The use of unconventional devices, along with exploitation of unique properties of the III-N material system, has the potential to significantly impact both high frequency and high-power systems. In this talk, several device technologies being explored at the University of Notre Dame will be described. Recent demonstrations of scaled GaN-based HEMTs having experimentally-demonstrated ft's of over 370 GHz, indicate that GaN-based devices are attractive not just for microwave power amplification, but also for mm-wave and mixed-signal circuit applications as well. The aggressive device scaling that enables these high speeds also led to the observation of room-temperature plasma wave propagation in GaN-channel HEMTs, suggesting additional avenues for high-frequency device design as well as phenomena to be leveraged for enhanced functionality. In addition, the large polar optical phonon energy in GaN results in transport properties that are distinctly different from most other III-V materials; this can be exploited to engineer devices for improved performance. The details of impact ionization in GaN—important for both power devices and devices such as IMPATT diodes—have also recently been explored and will be presented. Novel processing schemes for heterogeneous integration, high-field edge termination, and thermal management of III-N devices—critical to the exploiation of GaN for high power applications—will also be presented.
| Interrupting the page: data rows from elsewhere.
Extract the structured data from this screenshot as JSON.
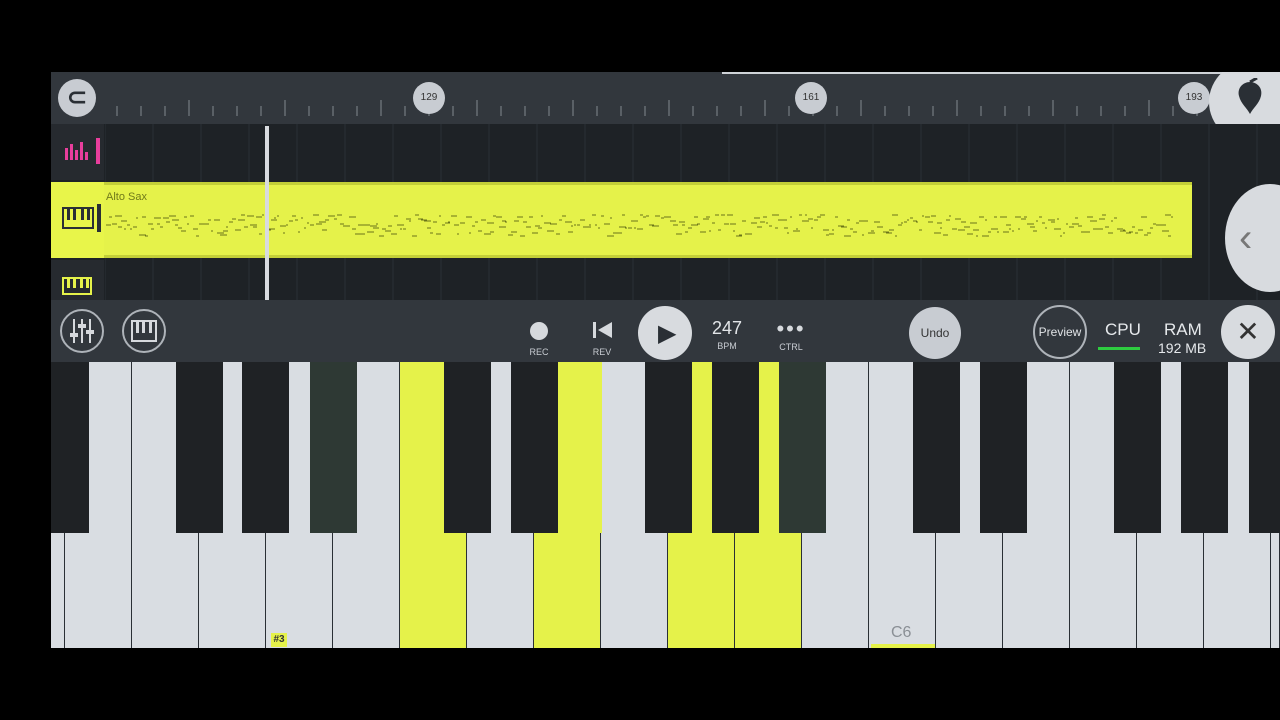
{
  "ruler": {
    "markers": [
      "129",
      "161",
      "193"
    ]
  },
  "playlist": {
    "clip_name": "Alto Sax"
  },
  "toolbar": {
    "rec_label": "REC",
    "rev_label": "REV",
    "bpm_value": "247",
    "bpm_label": "BPM",
    "ctrl_label": "CTRL",
    "undo_label": "Undo",
    "preview_label": "Preview",
    "cpu_label": "CPU",
    "ram_label": "RAM",
    "ram_value": "192 MB"
  },
  "keyboard": {
    "octave_tag": "#3",
    "c6_label": "C6"
  },
  "colors": {
    "accent": "#e5f24a",
    "pink": "#e83e9c",
    "cpu_green": "#2ecc40",
    "bg": "#2a2f35"
  },
  "icons": [
    "magnet-icon",
    "fl-fruit-logo-icon",
    "mixer-icon",
    "piano-icon",
    "record-icon",
    "rewind-icon",
    "play-icon",
    "more-dots-icon",
    "close-icon",
    "chevron-left-icon"
  ]
}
Patrick Fay is a Professor in the Dept. of Electrical Engineering at the University of Notre Dame. He received a Ph.D. in electrical engineering from the University of Illinois at Urbana-Champaign in 1996. His research interests include the design, fabrication, and characterization of microwave and millimeter-wave electronic devices and circuits, as well as high-speed optoelectronic devices and integrated circuits. His research also includes the use of micromachining techniques for the fabrication of RF through sub-millimeter-wave packaging. His most recent work focuses on the use of polarization-engineered III-N heterostructures for non-traditional applications including ultra-low-power devices for logic, novel devices for RF/mm-wave switching and routing for advanced communication systems, as well as the exploitation of device nonlinearities for detection and signal processing applications. He established the High Speed Circuits and Devices Laboratory at Notre Dame, which includes device and circuit characterization capabilities at frequencies up to 1 THz. He also oversaw the design, construction, and commissioning of the 9000 sq. ft. class 100 cleanroom housed in Stinson-Remick Hall at Notre Dame, and has served as the director of this facility since 2003. Prof. Fay is a fellow of the IEEE, is an IEEE Electron Devices Society Distinguished Lecturer, and has published 9 book chapters and more than 300 articles in scientific journals and conference proceedings.